● **WHAT THE TASK REQUIRES**: Look through the listing below, and wherever a line has the string "their", pull it out.

● **DATASET**:
=== Section Start ===
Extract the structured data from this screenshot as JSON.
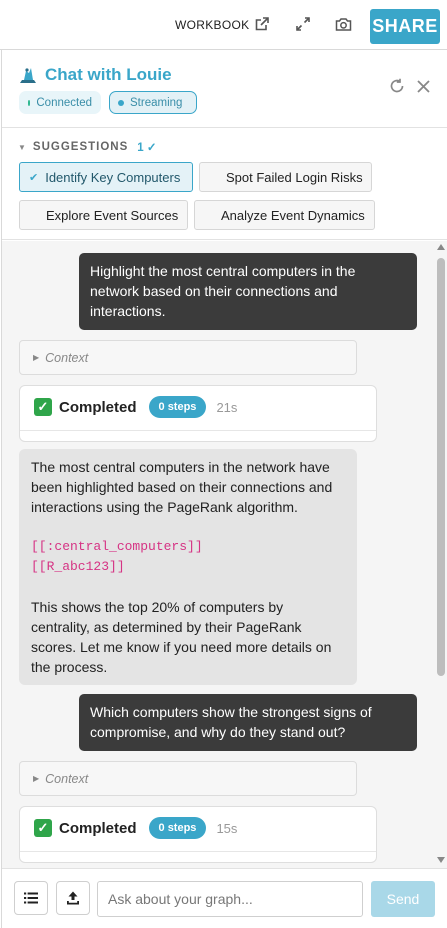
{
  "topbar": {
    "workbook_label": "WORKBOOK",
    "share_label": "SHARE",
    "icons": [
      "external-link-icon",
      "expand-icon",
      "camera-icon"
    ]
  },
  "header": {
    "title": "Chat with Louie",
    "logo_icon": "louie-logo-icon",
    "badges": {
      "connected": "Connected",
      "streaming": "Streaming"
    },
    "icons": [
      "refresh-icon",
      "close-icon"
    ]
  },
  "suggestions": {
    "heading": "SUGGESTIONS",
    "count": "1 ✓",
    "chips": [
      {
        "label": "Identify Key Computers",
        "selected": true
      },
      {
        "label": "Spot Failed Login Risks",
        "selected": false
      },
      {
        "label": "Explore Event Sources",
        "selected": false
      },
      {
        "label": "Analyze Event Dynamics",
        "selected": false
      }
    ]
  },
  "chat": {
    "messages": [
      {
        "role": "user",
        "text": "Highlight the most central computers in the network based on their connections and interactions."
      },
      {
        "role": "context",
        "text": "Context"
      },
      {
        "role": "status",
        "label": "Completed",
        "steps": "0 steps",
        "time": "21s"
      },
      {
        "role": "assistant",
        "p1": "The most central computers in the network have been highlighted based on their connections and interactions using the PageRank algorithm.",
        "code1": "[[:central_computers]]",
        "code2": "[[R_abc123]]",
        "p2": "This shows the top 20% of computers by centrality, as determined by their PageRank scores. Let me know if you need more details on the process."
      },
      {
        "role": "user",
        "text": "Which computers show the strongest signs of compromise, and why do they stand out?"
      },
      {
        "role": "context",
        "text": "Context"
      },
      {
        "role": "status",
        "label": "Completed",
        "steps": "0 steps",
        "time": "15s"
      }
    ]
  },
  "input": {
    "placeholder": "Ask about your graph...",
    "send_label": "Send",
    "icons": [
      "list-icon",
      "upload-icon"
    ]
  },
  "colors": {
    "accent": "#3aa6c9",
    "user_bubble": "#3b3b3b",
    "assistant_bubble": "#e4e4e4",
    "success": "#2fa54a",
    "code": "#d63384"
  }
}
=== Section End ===
● **RESULT OF THE TASK**:
        "text": "Highlight the most central computers in the network based on their connections and interactions."
        "p1": "The most central computers in the network have been highlighted based on their connections and interactions using the PageRank algorithm.",
        "p2": "This shows the top 20% of computers by centrality, as determined by their PageRank scores. Let me know if you need more details on the process."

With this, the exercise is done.